The record indicates that Hughes sought to hedge his theory by calling attention to Rodriguez's illegal immigration status whenever he could. Such appeals to racial and ethnic prejudices, whether "explicit and brazen" or "veiled and subtle," cannot be tolerated because they undermine the very basis of our judicial process. Tex. Employer's Ins. Ass'n v. Guerrero, 800 S.W.2d 859, 864 (Tex.App.-San Antonio 1990, writ denied); see aho MOM v. Sanger, 75 Tex. 321, 12 S.W. 619, 620 (1889) ("Cases ought to be tried in a court of justice upon the facts proved; and whether a party be Jew or gentile, white or black, is a matter of indifference."); Penate v. Berry, 348 S.W.2d 167, 168-69 (Tex. CIV.App.-El Paso 1961, writ ref'd n.r.e.) (reversing judgment against illegal alien in vehicle collision case because of "numerous remarks" about alien status). We conclude that the trial court erred by admitting evidence impugning Rodriguez's character on the basis of his immigration status. Such error was harmful, not only because its prejudice far outweighed any probative value, but also because it fostered the impression that Rodriguez's employer should be held liable because it hired an illegal immigrant.

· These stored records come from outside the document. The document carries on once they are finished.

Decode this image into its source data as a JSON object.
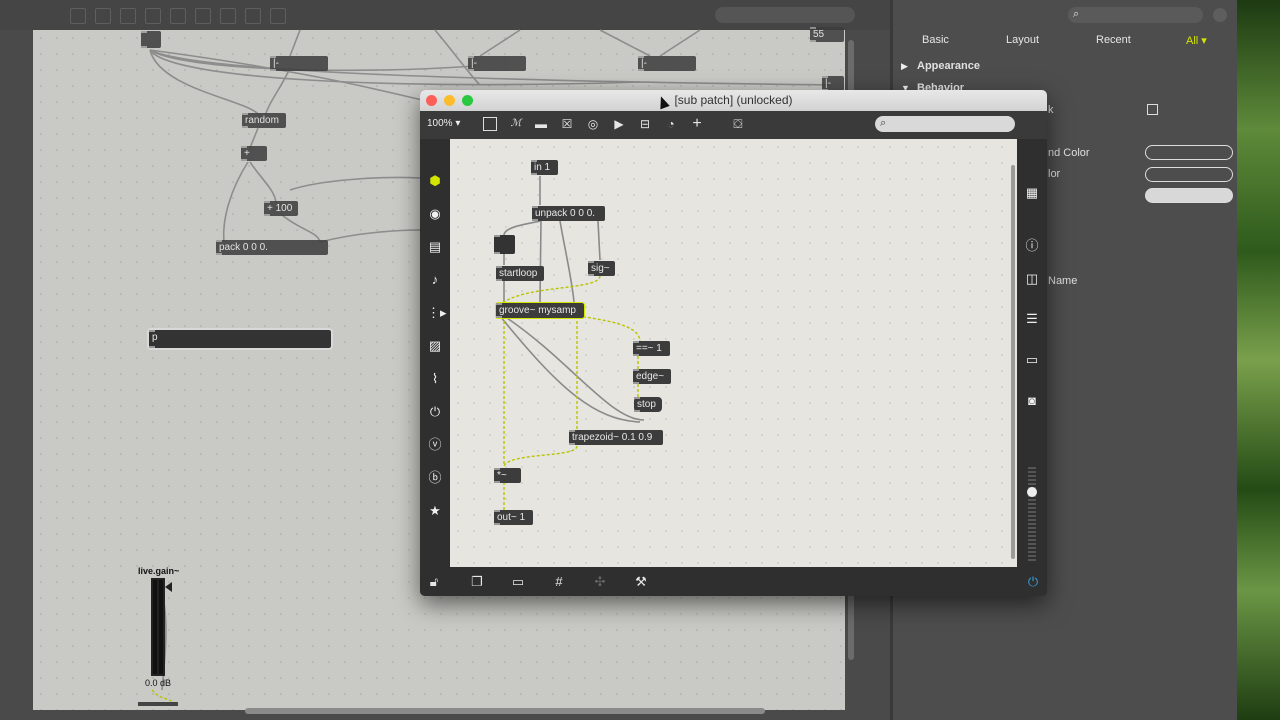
{
  "colors": {
    "accent_green": "#d4e600",
    "cable_yellow": "#b8c400",
    "power_blue": "#3aa2e0"
  },
  "main": {
    "objects": {
      "num_55": "55",
      "random": "random",
      "plus": "+",
      "plus_100": "+ 100",
      "pack": "pack 0 0 0.",
      "p_object": "p",
      "live_gain": "live.gain~",
      "gain_db": "0.0 dB",
      "msg1": "|-",
      "msg2": "|-",
      "msg3": "|-",
      "msg4": "|-"
    }
  },
  "inspector": {
    "tabs": {
      "basic": "Basic",
      "layout": "Layout",
      "recent": "Recent",
      "all": "All ▾"
    },
    "sections": {
      "appearance": "Appearance",
      "behavior": "Behavior"
    },
    "rows": {
      "row_k": "k",
      "bg_color": "nd Color",
      "color2": "lor",
      "name": "Name"
    }
  },
  "subpatch": {
    "title": "[sub patch] (unlocked)",
    "zoom": "100% ▾",
    "objects": {
      "in1": "in 1",
      "unpack": "unpack 0 0 0.",
      "startloop": "startloop",
      "sig": "sig~",
      "groove": "groove~ mysamp",
      "eq": "==~ 1",
      "edge": "edge~",
      "stop": "stop",
      "trapezoid": "trapezoid~ 0.1 0.9",
      "mul": "*~",
      "out1": "out~ 1"
    }
  },
  "icons": {
    "toolbar": [
      "presentation-icon",
      "comment-icon",
      "message-icon",
      "toggle-icon",
      "button-icon",
      "play-icon",
      "slider-icon",
      "dial-icon",
      "add-icon",
      "paint-bucket-icon"
    ],
    "left_palette": [
      "cube-icon",
      "record-icon",
      "keyboard-icon",
      "music-note-icon",
      "sequence-icon",
      "image-icon",
      "paperclip-icon",
      "plug-icon",
      "v-icon",
      "b-icon",
      "star-icon"
    ],
    "right_palette": [
      "grid-icon",
      "info-icon",
      "two-pane-icon",
      "list-icon",
      "book-icon",
      "camera-icon"
    ],
    "bottom_bar": [
      "lock-icon",
      "windows-icon",
      "presentation-mode-icon",
      "grid-snap-icon",
      "fix-icon",
      "wrench-icon",
      "power-icon"
    ]
  }
}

For the reasons stated, the judgment of the court of appeals is reversed and the cause is remanded to the trial court for a new trial.
Justice WAINWRIGHT filed an opinion concurring in part and dissenting in part.

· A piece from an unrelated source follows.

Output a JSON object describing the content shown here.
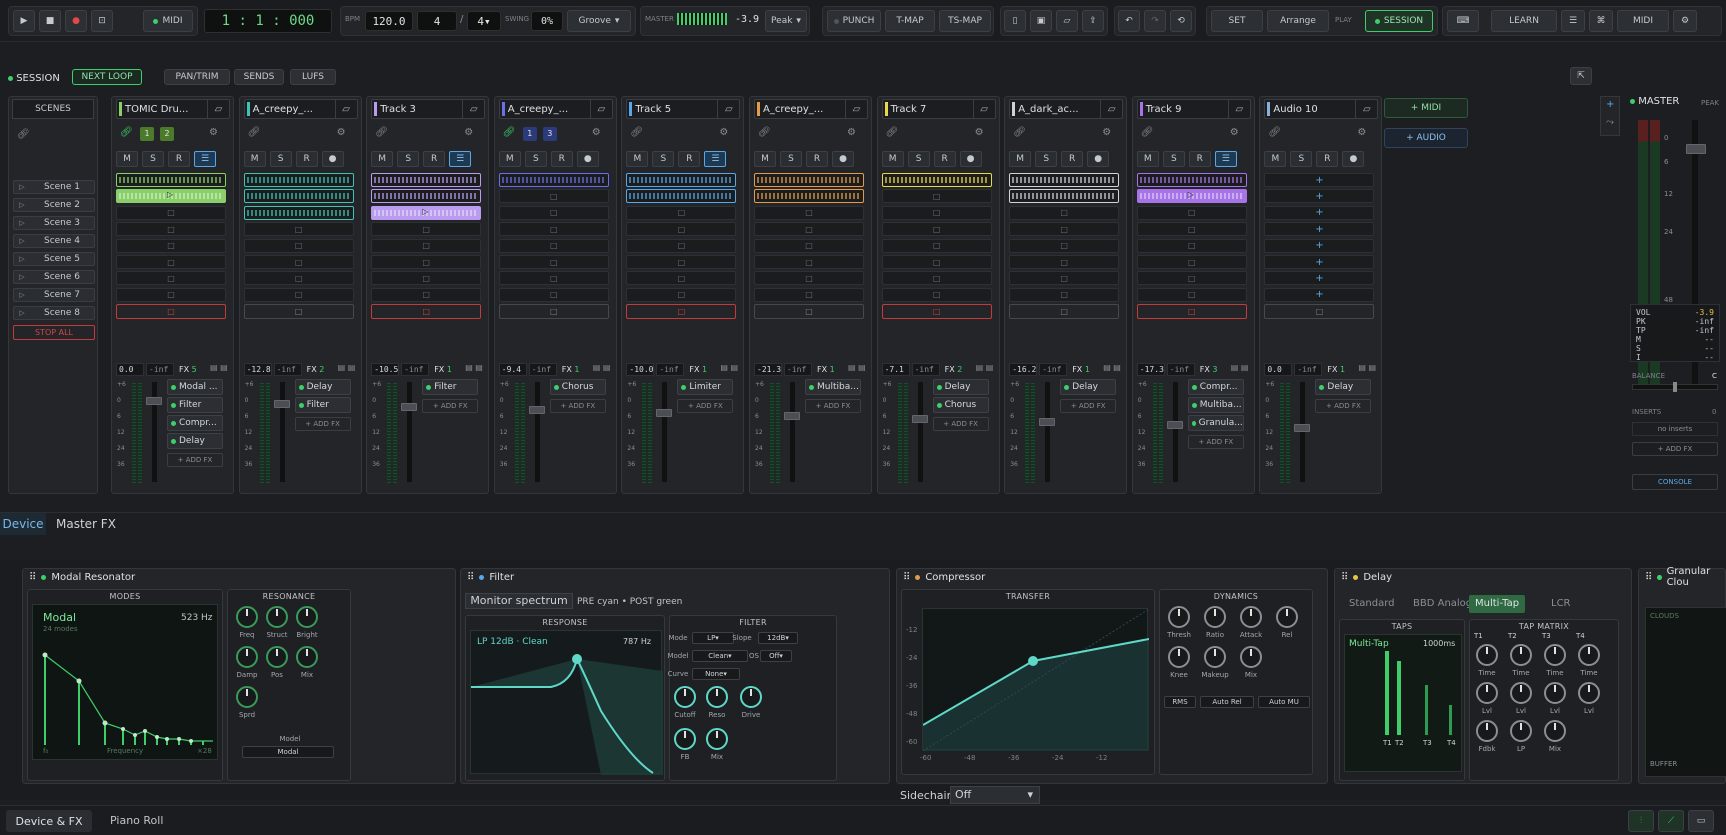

Justice JOHNSON did not participate in the decision.
Justice WAINWRIGHT, concurring in part and dissenting in part.
The vehicle accident in this case occurred in the gravel truck's eastbound lane when the westbound Yukon sport utility vehicle crossed the center line of the highway. This is undisputed. All five eyewitnesses in three separate vehicles who spoke to the question, some from better vantages than others, testified that they never saw the gravel truck in the westbound lane. Yet the claimant's expert opined that the gravel truck driver caused the accident. It allegedly crossed into the westbound lane, forced the Yukon to move into the eastbound lane in a defensive maneuver, and then returned to the eastbound lane to cause the collision. The expert reviewed and discussed physical evidence in the form of gouge marks on the road, collision damage to both vehicles, brake mark angles, and speed and braking information from the Yukon's black box. I have serious concerns about the admissibility of the expert's causation testimony because, among other reasons, the expert has not sufficiently addressed the eyewitness testimony. See, e.g., Brooke Group Ltd. v. Brown Williamson Tobacco Corp., 509 U.S. 209, 243, 113 S.Ct. 2578, 125 L.Ed.2d 168 (1993) (holding that expert testimony is not admissible when it is not supported by sufficient facts or when the evidence in the case contradicts or otherwise renders the opinion unreasonable); see also TXI Transp. Co. v. Hughes, 224 S.W.3d 870, 923, 927-29 (Tex.App.-Fort Worth, pet. granted) (Gardner, J., dissenting) (addressing the eyewitness testimony and other reasons to exclude the expert's opinion). I respectfully concur in part and dissent in part, joining only Section III of the Court's opinion.